(Data for the task)

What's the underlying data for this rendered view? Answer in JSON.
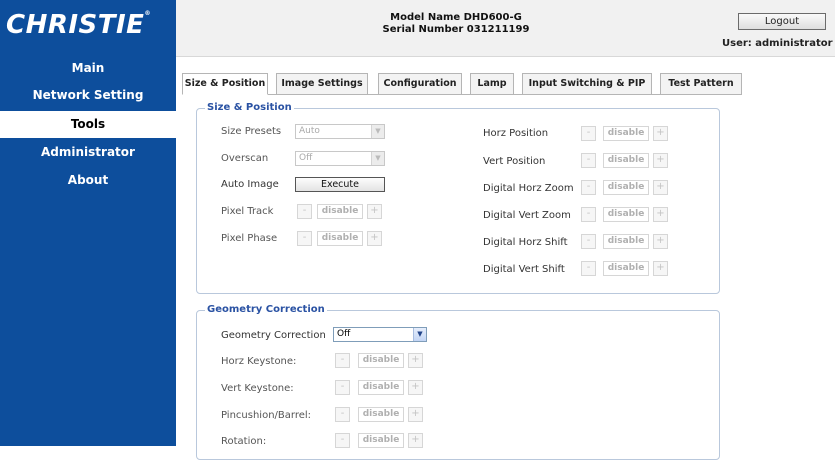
{
  "brand": {
    "logo_text": "CHRISTIE",
    "logo_mark": "®"
  },
  "nav": {
    "items": [
      {
        "label": "Main"
      },
      {
        "label": "Network Setting"
      },
      {
        "label": "Tools"
      },
      {
        "label": "Administrator"
      },
      {
        "label": "About"
      }
    ],
    "active": "Tools"
  },
  "header": {
    "model_line": "Model Name DHD600-G",
    "serial_line": "Serial Number 031211199",
    "logout_label": "Logout",
    "user_label": "User: administrator"
  },
  "tabs": [
    {
      "label": "Size & Position",
      "active": true
    },
    {
      "label": "Image Settings",
      "active": false
    },
    {
      "label": "Configuration",
      "active": false
    },
    {
      "label": "Lamp",
      "active": false
    },
    {
      "label": "Input Switching & PIP",
      "active": false
    },
    {
      "label": "Test Pattern",
      "active": false
    }
  ],
  "size_position": {
    "legend": "Size & Position",
    "left": {
      "size_presets": {
        "label": "Size Presets",
        "value": "Auto"
      },
      "overscan": {
        "label": "Overscan",
        "value": "Off"
      },
      "auto_image": {
        "label": "Auto Image",
        "button": "Execute"
      },
      "pixel_track": {
        "label": "Pixel Track"
      },
      "pixel_phase": {
        "label": "Pixel Phase"
      }
    },
    "right": [
      {
        "label": "Horz Position"
      },
      {
        "label": "Vert Position"
      },
      {
        "label": "Digital Horz Zoom"
      },
      {
        "label": "Digital Vert Zoom"
      },
      {
        "label": "Digital Horz Shift"
      },
      {
        "label": "Digital Vert Shift"
      }
    ]
  },
  "geometry": {
    "legend": "Geometry Correction",
    "mode": {
      "label": "Geometry Correction",
      "value": "Off"
    },
    "rows": [
      {
        "label": "Horz Keystone:"
      },
      {
        "label": "Vert Keystone:"
      },
      {
        "label": "Pincushion/Barrel:"
      },
      {
        "label": "Rotation:"
      }
    ]
  },
  "stepper": {
    "minus": "-",
    "plus": "+",
    "value": "disable"
  },
  "colors": {
    "nav_blue": "#0d4e9c",
    "legend_blue": "#2a52a3",
    "header_bg": "#f1f1f1"
  }
}
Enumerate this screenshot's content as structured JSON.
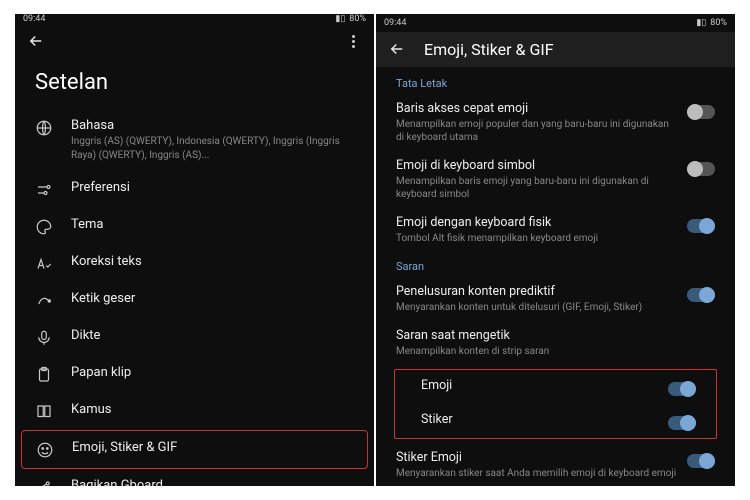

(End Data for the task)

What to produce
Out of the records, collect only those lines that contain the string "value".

Answer for this exercise
        "value": "Auto"
        "value": "Off"
      "value": "Off"
    "value": "disable"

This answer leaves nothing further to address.